There are a few illustrations (uncredited) to amuse.
The words are presented in alphabetical order (it is, after all, a dictionary) with the rhyming slang given in bold font and the meaning given in italics followed by information about origins and other interesting stuff.
I bought it out of interest coupled with a very occasional need to understand a few fairly obscure examples of the vernacular employed by friends and neighbours when resident not far from London (the major, though by no means exclusive, source of this peculiar linguistic affectation) in Colchester, Essex.
‘jam-jar (1) Tramcar, (2) motor-car. (1) was the original late 19C. meaning which, during the first decade of 20C. became displaced into (2). In the R.A.F. during the second war, an armoured car was meant. See also JAR OF…
jam-tart (1) Sweetheart, (2) mart. The term arises in mid-19C., and from its restricted use to describe one’s own particular ‘best girl’, it was extended to include all girls and young women. It is one of the few rhyming slang terms to be reduced to its second element instead of its first. Its second meaning mart was originally applied to (or on) the Stock Exchange, and the fusion of the two had the effect of implying immorality to a girl or woman described as a ‘tart’. This word is used by all ages, both sexes, and in every social class, hence it is almost a colloquialism. Among boys and young men the word generally means simply ‘girl’ with no reflection on her morality. When immoral women make use of the word they are often doing so in order to be ‘tough’ and express contempt for their respectable sisters. Used by respectable, middle-aged, and particularly married women, the word carries an inference of immorality, and is strongly tinctured with spite.’

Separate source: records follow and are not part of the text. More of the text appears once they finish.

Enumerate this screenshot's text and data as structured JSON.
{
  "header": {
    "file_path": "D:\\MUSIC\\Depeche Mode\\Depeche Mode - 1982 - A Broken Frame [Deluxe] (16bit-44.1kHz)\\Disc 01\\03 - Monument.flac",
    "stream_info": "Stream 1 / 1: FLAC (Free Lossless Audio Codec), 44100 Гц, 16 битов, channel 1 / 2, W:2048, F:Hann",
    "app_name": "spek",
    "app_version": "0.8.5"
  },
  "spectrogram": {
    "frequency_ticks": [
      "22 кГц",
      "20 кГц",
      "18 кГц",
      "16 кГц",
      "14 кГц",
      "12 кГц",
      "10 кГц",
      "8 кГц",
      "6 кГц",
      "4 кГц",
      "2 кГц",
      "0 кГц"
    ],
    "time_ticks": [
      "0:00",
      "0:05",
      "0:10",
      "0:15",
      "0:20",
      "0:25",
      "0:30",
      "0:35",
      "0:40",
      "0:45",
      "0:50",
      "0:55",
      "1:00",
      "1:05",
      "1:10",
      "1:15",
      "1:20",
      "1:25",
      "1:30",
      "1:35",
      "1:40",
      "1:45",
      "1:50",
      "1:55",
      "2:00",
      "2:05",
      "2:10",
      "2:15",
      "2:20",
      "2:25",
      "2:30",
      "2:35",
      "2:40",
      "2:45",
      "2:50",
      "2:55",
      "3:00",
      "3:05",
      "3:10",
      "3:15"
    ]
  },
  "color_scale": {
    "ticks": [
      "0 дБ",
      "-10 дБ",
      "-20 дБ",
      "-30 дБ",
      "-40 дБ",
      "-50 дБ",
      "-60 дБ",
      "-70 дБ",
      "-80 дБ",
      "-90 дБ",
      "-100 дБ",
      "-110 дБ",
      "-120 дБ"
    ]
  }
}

Of course, the book, its language and the underlying moral sense, are all of their time. People and words have moved on since 1975, and, in UK at any rate, ‘tart’ is now almost entirely used in its pejorative form, and a wise man or woman would be very careful how it was employed, if at all!